> _Activity_: The following entries are to be retyped in full, exactly as written.
----------
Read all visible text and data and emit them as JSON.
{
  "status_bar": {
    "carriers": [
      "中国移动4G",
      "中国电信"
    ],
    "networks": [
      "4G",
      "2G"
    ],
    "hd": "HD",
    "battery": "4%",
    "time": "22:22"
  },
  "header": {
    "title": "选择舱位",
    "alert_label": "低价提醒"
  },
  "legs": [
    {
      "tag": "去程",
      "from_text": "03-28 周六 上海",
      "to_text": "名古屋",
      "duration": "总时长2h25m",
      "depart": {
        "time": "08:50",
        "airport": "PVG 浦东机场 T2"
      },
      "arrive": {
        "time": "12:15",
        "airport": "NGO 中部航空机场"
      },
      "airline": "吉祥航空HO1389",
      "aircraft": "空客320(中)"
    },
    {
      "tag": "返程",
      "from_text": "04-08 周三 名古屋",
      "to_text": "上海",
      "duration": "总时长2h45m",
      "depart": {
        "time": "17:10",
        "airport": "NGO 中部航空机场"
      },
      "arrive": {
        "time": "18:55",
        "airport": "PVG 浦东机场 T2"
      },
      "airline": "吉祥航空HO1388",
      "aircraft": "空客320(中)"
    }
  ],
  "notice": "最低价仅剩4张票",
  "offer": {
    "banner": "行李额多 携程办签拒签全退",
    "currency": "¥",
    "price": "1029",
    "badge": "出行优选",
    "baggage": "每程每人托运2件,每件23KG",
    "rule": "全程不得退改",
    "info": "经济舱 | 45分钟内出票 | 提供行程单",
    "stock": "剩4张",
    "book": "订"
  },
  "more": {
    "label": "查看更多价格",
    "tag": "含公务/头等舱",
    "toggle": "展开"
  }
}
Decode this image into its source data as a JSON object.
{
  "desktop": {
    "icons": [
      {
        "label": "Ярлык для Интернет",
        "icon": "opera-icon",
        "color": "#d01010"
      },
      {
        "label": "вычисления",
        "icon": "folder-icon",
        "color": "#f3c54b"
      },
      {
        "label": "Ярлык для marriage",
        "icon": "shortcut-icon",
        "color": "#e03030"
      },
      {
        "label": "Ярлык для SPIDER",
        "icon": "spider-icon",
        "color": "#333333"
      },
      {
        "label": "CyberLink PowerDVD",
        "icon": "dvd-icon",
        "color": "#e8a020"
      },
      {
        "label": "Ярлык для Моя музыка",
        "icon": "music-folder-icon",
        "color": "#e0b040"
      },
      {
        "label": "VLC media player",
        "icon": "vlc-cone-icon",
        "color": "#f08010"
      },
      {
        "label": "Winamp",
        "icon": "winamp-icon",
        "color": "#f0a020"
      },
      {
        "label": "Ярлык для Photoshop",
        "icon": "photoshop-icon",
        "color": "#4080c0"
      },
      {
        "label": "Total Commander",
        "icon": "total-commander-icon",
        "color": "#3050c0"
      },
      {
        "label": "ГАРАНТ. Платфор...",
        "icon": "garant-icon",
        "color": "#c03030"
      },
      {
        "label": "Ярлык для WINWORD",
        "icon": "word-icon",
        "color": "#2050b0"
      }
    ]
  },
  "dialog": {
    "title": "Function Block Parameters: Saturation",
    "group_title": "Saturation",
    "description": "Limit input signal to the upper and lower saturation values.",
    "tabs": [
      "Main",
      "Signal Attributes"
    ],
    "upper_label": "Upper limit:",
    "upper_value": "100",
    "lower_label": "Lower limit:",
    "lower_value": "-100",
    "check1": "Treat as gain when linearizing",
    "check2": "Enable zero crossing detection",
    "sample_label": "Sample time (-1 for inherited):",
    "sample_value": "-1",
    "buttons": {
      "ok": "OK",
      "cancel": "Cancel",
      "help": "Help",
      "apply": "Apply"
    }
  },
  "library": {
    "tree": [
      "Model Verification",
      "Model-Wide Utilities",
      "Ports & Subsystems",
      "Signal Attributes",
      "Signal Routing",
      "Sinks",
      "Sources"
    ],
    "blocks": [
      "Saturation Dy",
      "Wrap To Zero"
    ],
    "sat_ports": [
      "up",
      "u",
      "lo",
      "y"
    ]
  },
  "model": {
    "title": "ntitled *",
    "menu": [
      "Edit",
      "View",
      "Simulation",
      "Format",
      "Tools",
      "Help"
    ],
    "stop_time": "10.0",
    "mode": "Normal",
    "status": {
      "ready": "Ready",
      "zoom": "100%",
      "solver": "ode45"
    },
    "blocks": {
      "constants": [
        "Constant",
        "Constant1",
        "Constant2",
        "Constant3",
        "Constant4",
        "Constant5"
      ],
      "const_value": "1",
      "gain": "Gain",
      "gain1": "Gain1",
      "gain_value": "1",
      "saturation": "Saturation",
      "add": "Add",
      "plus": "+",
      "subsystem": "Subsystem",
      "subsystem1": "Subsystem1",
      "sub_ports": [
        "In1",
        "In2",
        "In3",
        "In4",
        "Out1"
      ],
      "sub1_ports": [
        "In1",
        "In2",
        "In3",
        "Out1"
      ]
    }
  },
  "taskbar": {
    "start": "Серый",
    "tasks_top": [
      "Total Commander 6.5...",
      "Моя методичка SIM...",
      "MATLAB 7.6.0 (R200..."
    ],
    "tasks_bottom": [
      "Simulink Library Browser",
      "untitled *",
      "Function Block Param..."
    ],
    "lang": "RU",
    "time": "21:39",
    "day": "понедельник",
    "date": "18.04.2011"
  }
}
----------
> _Solution for this exercise_:
Read all visible text and data and emit them as JSON.
{
  "status_bar": {
    "carriers": [
      "中国移动4G",
      "中国电信"
    ],
    "networks": [
      "4G",
      "2G"
    ],
    "hd": "HD",
    "battery": "4%",
    "time": "22:22"
  },
  "header": {
    "title": "选择舱位",
    "alert_label": "低价提醒"
  },
  "legs": [
    {
      "tag": "去程",
      "from_text": "03-28 周六 上海",
      "to_text": "名古屋",
      "duration": "总时长2h25m",
      "depart": {
        "time": "08:50",
        "airport": "PVG 浦东机场 T2"
      },
      "arrive": {
        "time": "12:15",
        "airport": "NGO 中部航空机场"
      },
      "airline": "吉祥航空HO1389",
      "aircraft": "空客320(中)"
    },
    {
      "tag": "返程",
      "from_text": "04-08 周三 名古屋",
      "to_text": "上海",
      "duration": "总时长2h45m",
      "depart": {
        "time": "17:10",
        "airport": "NGO 中部航空机场"
      },
      "arrive": {
        "time": "18:55",
        "airport": "PVG 浦东机场 T2"
      },
      "airline": "吉祥航空HO1388",
      "aircraft": "空客320(中)"
    }
  ],
  "notice": "最低价仅剩4张票",
  "offer": {
    "banner": "行李额多 携程办签拒签全退",
    "currency": "¥",
    "price": "1029",
    "badge": "出行优选",
    "baggage": "每程每人托运2件,每件23KG",
    "rule": "全程不得退改",
    "info": "经济舱 | 45分钟内出票 | 提供行程单",
    "stock": "剩4张",
    "book": "订"
  },
  "more": {
    "label": "查看更多价格",
    "tag": "含公务/头等舱",
    "toggle": "展开"
  }
}
Decode this image into its source data as a JSON object.
{
  "desktop": {
    "icons": [
      {
        "label": "Ярлык для Интернет",
        "icon": "opera-icon",
        "color": "#d01010"
      },
      {
        "label": "вычисления",
        "icon": "folder-icon",
        "color": "#f3c54b"
      },
      {
        "label": "Ярлык для marriage",
        "icon": "shortcut-icon",
        "color": "#e03030"
      },
      {
        "label": "Ярлык для SPIDER",
        "icon": "spider-icon",
        "color": "#333333"
      },
      {
        "label": "CyberLink PowerDVD",
        "icon": "dvd-icon",
        "color": "#e8a020"
      },
      {
        "label": "Ярлык для Моя музыка",
        "icon": "music-folder-icon",
        "color": "#e0b040"
      },
      {
        "label": "VLC media player",
        "icon": "vlc-cone-icon",
        "color": "#f08010"
      },
      {
        "label": "Winamp",
        "icon": "winamp-icon",
        "color": "#f0a020"
      },
      {
        "label": "Ярлык для Photoshop",
        "icon": "photoshop-icon",
        "color": "#4080c0"
      },
      {
        "label": "Total Commander",
        "icon": "total-commander-icon",
        "color": "#3050c0"
      },
      {
        "label": "ГАРАНТ. Платфор...",
        "icon": "garant-icon",
        "color": "#c03030"
      },
      {
        "label": "Ярлык для WINWORD",
        "icon": "word-icon",
        "color": "#2050b0"
      }
    ]
  },
  "dialog": {
    "title": "Function Block Parameters: Saturation",
    "group_title": "Saturation",
    "description": "Limit input signal to the upper and lower saturation values.",
    "tabs": [
      "Main",
      "Signal Attributes"
    ],
    "upper_label": "Upper limit:",
    "upper_value": "100",
    "lower_label": "Lower limit:",
    "lower_value": "-100",
    "check1": "Treat as gain when linearizing",
    "check2": "Enable zero crossing detection",
    "sample_label": "Sample time (-1 for inherited):",
    "sample_value": "-1",
    "buttons": {
      "ok": "OK",
      "cancel": "Cancel",
      "help": "Help",
      "apply": "Apply"
    }
  },
  "library": {
    "tree": [
      "Model Verification",
      "Model-Wide Utilities",
      "Ports & Subsystems",
      "Signal Attributes",
      "Signal Routing",
      "Sinks",
      "Sources"
    ],
    "blocks": [
      "Saturation Dy",
      "Wrap To Zero"
    ],
    "sat_ports": [
      "up",
      "u",
      "lo",
      "y"
    ]
  },
  "model": {
    "title": "ntitled *",
    "menu": [
      "Edit",
      "View",
      "Simulation",
      "Format",
      "Tools",
      "Help"
    ],
    "stop_time": "10.0",
    "mode": "Normal",
    "status": {
      "ready": "Ready",
      "zoom": "100%",
      "solver": "ode45"
    },
    "blocks": {
      "constants": [
        "Constant",
        "Constant1",
        "Constant2",
        "Constant3",
        "Constant4",
        "Constant5"
      ],
      "const_value": "1",
      "gain": "Gain",
      "gain1": "Gain1",
      "gain_value": "1",
      "saturation": "Saturation",
      "add": "Add",
      "plus": "+",
      "subsystem": "Subsystem",
      "subsystem1": "Subsystem1",
      "sub_ports": [
        "In1",
        "In2",
        "In3",
        "In4",
        "Out1"
      ],
      "sub1_ports": [
        "In1",
        "In2",
        "In3",
        "Out1"
      ]
    }
  },
  "taskbar": {
    "start": "Серый",
    "tasks_top": [
      "Total Commander 6.5...",
      "Моя методичка SIM...",
      "MATLAB 7.6.0 (R200..."
    ],
    "tasks_bottom": [
      "Simulink Library Browser",
      "untitled *",
      "Function Block Param..."
    ],
    "lang": "RU",
    "time": "21:39",
    "day": "понедельник",
    "date": "18.04.2011"
  }
}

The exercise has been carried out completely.